Russell, Mary Harris. "For Young Readers." Chicago Tribune Books, Apr. 9, 2006, 7. ["... Sumiko isn't a stick figure posed in front of historical data. She's a young woman we understand, struggling to survive emotionally."]
School Librarian 55.1 (Spring 2007): 46.
School Library Monthly 27.2 (Nov. 2010): 28.
Sinofski, Esther. 'Library Media Connection 25.4 (Jan. 2007): 74. ["... this historical fiction title is excellent for discussions of family, friendships, and prejudice."]
Sychterz, Terre. Childhood Education 83.5 (Annual 2007): 327.
Taniguchi, Marilyn. School Library Journal 52.7 (July 2006): 106. ["The concise yet lyrical prose conveys her story in a compelling narrative that will resonate with a wide audience."
Wood, Sarah A. Teenreads, Apr. 1, 2006. ["The power of Weedflower is in Kadohata's clarity of detail and her deeply personal approach to the material."]
- "Kadonata, Cynthia, 1956–," Something about the Author: Facts and Pictures about Authors and Illustrators of Books for Young People, Vol. 273 (Farmington Hills, Mich.: Gale, Cengage Learning), 2015), 70–74; Lisa See, "PW Interviews: Cynthia Kadohata," Publishers Weekly, Aug. 3, 1992, 48–49; Hsiu-chuan Lee, "Interview with Cynthia Kadohata," MELUS 32.2 (Summer 2007): 165–86; Caitlyn M. Dlouhy, "Cynthia Kadohata," Horn Book Magazine, July-August 2005, 419–27.

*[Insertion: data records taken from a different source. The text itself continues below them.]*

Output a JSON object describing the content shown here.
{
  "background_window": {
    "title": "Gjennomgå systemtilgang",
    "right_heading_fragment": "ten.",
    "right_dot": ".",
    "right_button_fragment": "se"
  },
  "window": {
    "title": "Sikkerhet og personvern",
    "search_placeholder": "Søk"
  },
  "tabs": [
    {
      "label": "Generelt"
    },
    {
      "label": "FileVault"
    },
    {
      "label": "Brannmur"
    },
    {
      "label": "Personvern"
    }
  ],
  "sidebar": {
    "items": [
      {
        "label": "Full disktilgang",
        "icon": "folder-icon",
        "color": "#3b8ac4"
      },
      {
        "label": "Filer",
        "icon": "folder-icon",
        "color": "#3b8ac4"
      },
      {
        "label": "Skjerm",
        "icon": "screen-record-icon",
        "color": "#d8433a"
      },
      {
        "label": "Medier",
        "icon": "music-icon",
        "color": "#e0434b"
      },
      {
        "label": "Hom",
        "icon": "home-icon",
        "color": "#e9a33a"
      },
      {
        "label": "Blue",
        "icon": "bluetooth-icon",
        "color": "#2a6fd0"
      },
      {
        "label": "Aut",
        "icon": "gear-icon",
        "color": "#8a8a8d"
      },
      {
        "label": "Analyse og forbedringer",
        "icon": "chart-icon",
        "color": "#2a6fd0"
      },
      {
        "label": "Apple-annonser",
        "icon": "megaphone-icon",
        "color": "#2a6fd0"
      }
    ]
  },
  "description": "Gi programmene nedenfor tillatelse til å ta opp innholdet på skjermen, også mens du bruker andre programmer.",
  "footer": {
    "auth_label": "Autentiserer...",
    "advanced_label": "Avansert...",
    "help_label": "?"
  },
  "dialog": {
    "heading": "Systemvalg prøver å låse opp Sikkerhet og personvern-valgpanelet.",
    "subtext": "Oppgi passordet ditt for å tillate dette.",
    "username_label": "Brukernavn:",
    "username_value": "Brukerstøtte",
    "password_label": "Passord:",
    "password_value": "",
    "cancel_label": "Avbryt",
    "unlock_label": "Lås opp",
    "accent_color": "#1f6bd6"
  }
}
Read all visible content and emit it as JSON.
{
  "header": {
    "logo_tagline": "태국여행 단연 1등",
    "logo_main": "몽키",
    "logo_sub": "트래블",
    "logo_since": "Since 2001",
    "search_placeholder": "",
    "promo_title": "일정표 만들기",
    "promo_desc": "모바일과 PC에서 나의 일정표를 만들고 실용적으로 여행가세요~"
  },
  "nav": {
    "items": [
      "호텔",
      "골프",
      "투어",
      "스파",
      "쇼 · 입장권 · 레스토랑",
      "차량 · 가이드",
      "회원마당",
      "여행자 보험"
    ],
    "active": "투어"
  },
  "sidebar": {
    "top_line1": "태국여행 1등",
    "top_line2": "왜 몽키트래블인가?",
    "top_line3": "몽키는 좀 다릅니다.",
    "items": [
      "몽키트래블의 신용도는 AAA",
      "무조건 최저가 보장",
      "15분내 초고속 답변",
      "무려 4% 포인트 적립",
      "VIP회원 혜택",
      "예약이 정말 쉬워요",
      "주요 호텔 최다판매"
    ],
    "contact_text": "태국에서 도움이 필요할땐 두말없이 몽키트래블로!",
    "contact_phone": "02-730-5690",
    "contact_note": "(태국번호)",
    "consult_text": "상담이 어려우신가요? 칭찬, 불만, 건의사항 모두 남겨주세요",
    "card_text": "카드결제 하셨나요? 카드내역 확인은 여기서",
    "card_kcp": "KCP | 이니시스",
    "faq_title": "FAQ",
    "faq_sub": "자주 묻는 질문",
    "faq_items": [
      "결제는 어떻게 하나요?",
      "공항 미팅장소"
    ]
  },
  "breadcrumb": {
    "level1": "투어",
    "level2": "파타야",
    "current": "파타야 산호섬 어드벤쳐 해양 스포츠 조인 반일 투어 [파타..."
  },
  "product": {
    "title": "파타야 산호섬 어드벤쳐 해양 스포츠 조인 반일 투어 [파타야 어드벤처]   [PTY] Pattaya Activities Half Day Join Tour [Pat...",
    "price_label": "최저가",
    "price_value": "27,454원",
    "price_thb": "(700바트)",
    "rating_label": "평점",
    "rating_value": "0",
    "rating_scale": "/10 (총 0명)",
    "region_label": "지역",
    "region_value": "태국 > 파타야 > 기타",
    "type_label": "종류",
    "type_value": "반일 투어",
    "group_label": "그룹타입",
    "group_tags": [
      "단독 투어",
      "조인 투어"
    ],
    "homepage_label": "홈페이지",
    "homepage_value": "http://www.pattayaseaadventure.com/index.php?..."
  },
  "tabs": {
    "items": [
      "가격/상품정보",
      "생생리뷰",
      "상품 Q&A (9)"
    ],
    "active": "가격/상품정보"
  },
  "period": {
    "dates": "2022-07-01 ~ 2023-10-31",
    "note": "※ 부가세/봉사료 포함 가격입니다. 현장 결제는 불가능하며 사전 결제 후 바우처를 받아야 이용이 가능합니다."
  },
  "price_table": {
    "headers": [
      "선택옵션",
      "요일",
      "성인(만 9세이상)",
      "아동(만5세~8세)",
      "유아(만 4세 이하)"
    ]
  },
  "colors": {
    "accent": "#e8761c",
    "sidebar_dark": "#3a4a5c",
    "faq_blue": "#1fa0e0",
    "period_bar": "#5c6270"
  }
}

- Alleen Nilsen, "Interview with Cynthia Kadohata," June 10, 2006 at Children's Literature Association meeting, Manhattan Beach, CA, Journal of Adolescent and Adult Literacy 50.4 (Dec. 2006), 313.